[[ Source material open ]]

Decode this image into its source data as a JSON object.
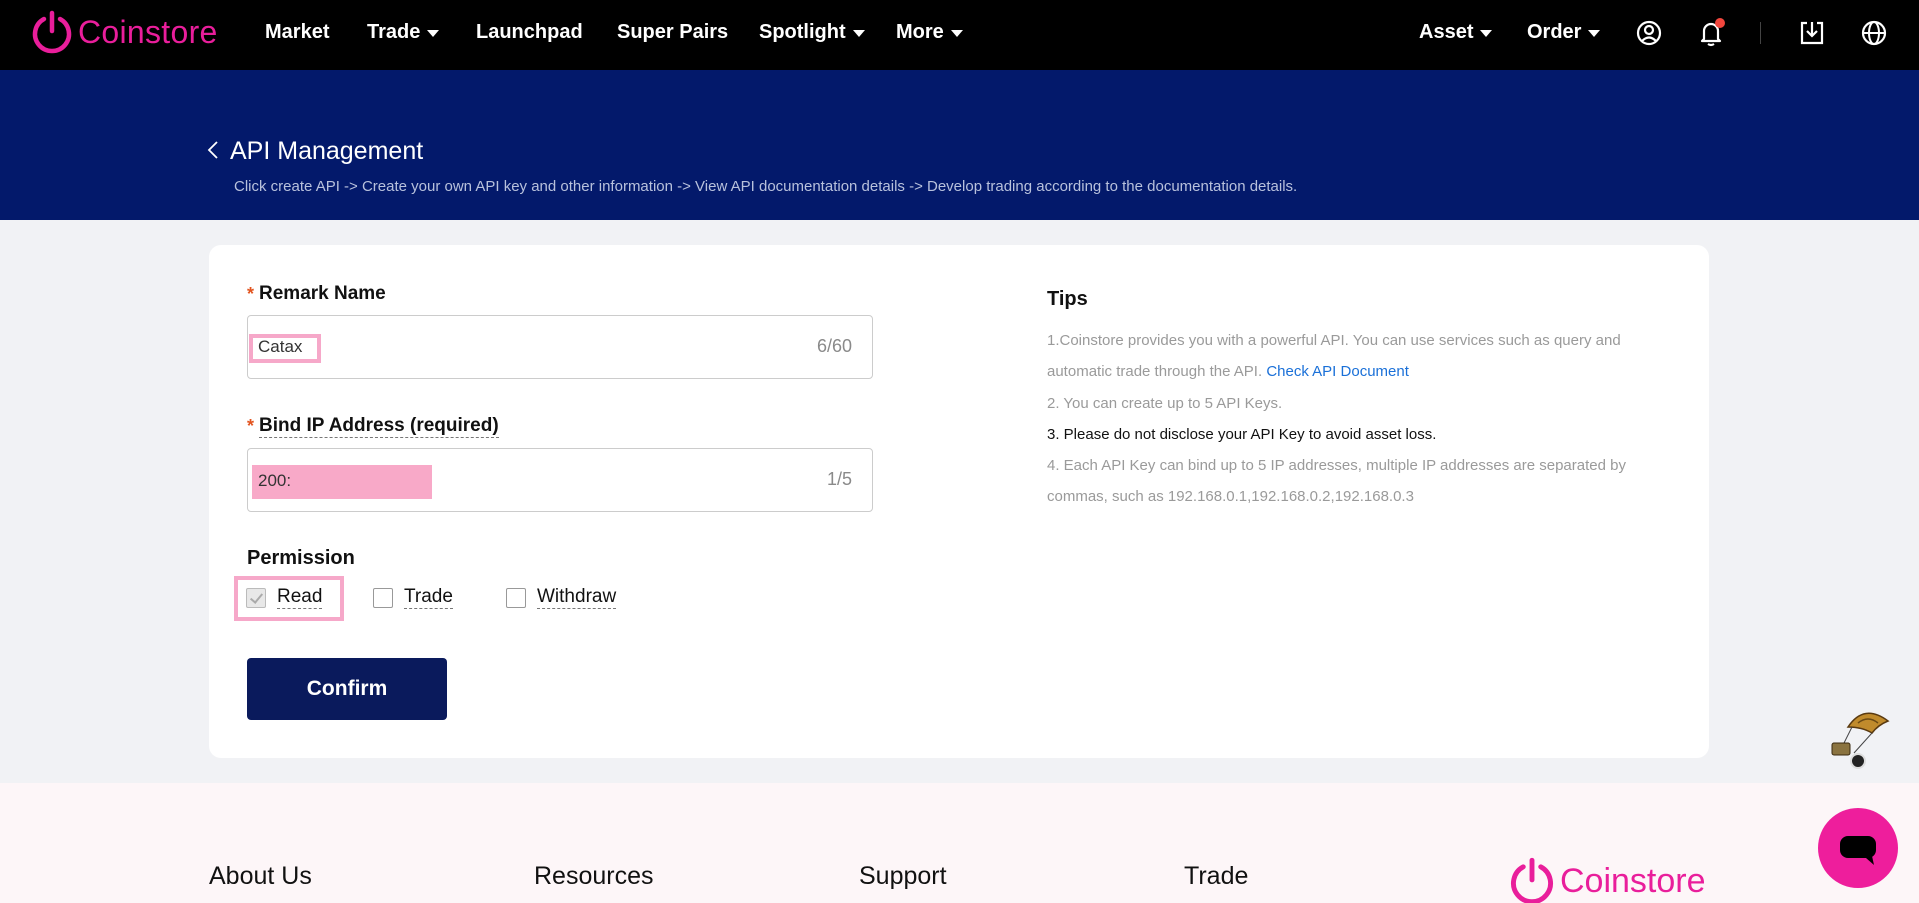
{
  "nav": {
    "logo_text": "Coinstore",
    "items": [
      {
        "label": "Market",
        "dropdown": false
      },
      {
        "label": "Trade",
        "dropdown": true
      },
      {
        "label": "Launchpad",
        "dropdown": false
      },
      {
        "label": "Super Pairs",
        "dropdown": false
      },
      {
        "label": "Spotlight",
        "dropdown": true
      },
      {
        "label": "More",
        "dropdown": true
      }
    ],
    "asset_label": "Asset",
    "order_label": "Order",
    "icons": [
      "user-icon",
      "bell-icon",
      "download-icon",
      "globe-icon"
    ]
  },
  "header": {
    "title": "API Management",
    "subtitle": "Click create API -> Create your own API key and other information -> View API documentation details -> Develop trading according to the documentation details."
  },
  "form": {
    "remark": {
      "label": "Remark Name",
      "required_mark": "*",
      "value": "Catax",
      "counter": "6/60"
    },
    "ip": {
      "label": "Bind IP Address (required)",
      "required_mark": "*",
      "value": "200:",
      "counter": "1/5"
    },
    "permission": {
      "title": "Permission",
      "options": [
        {
          "label": "Read",
          "checked": true
        },
        {
          "label": "Trade",
          "checked": false
        },
        {
          "label": "Withdraw",
          "checked": false
        }
      ]
    },
    "confirm_label": "Confirm"
  },
  "tips": {
    "title": "Tips",
    "tip1": "1.Coinstore provides you with a powerful API. You can use services such as query and automatic trade through the API.",
    "tip1_link": "Check API Document",
    "tip2": "2. You can create up to 5 API Keys.",
    "tip3": "3. Please do not disclose your API Key to avoid asset loss.",
    "tip4": "4. Each API Key can bind up to 5 IP addresses, multiple IP addresses are separated by commas, such as 192.168.0.1,192.168.0.2,192.168.0.3"
  },
  "footer": {
    "columns": [
      "About Us",
      "Resources",
      "Support",
      "Trade"
    ],
    "logo_text": "Coinstore"
  },
  "colors": {
    "brand_pink": "#e91e9b",
    "banner_blue": "#03196b",
    "confirm_navy": "#0a1a5c",
    "highlight_pink": "#f6a8c9"
  }
}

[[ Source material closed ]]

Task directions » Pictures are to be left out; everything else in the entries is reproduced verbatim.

Response to the task »
Decode this image into its source data as a JSON object.
{
  "nav": {
    "logo_text": "Coinstore",
    "items": [
      {
        "label": "Market",
        "dropdown": false
      },
      {
        "label": "Trade",
        "dropdown": true
      },
      {
        "label": "Launchpad",
        "dropdown": false
      },
      {
        "label": "Super Pairs",
        "dropdown": false
      },
      {
        "label": "Spotlight",
        "dropdown": true
      },
      {
        "label": "More",
        "dropdown": true
      }
    ],
    "asset_label": "Asset",
    "order_label": "Order",
    "icons": [
      "user-icon",
      "bell-icon",
      "download-icon",
      "globe-icon"
    ]
  },
  "header": {
    "title": "API Management",
    "subtitle": "Click create API -> Create your own API key and other information -> View API documentation details -> Develop trading according to the documentation details."
  },
  "form": {
    "remark": {
      "label": "Remark Name",
      "required_mark": "*",
      "value": "Catax",
      "counter": "6/60"
    },
    "ip": {
      "label": "Bind IP Address (required)",
      "required_mark": "*",
      "value": "200:",
      "counter": "1/5"
    },
    "permission": {
      "title": "Permission",
      "options": [
        {
          "label": "Read",
          "checked": true
        },
        {
          "label": "Trade",
          "checked": false
        },
        {
          "label": "Withdraw",
          "checked": false
        }
      ]
    },
    "confirm_label": "Confirm"
  },
  "tips": {
    "title": "Tips",
    "tip1": "1.Coinstore provides you with a powerful API. You can use services such as query and automatic trade through the API.",
    "tip1_link": "Check API Document",
    "tip2": "2. You can create up to 5 API Keys.",
    "tip3": "3. Please do not disclose your API Key to avoid asset loss.",
    "tip4": "4. Each API Key can bind up to 5 IP addresses, multiple IP addresses are separated by commas, such as 192.168.0.1,192.168.0.2,192.168.0.3"
  },
  "footer": {
    "columns": [
      "About Us",
      "Resources",
      "Support",
      "Trade"
    ],
    "logo_text": "Coinstore"
  },
  "colors": {
    "brand_pink": "#e91e9b",
    "banner_blue": "#03196b",
    "confirm_navy": "#0a1a5c",
    "highlight_pink": "#f6a8c9"
  }
}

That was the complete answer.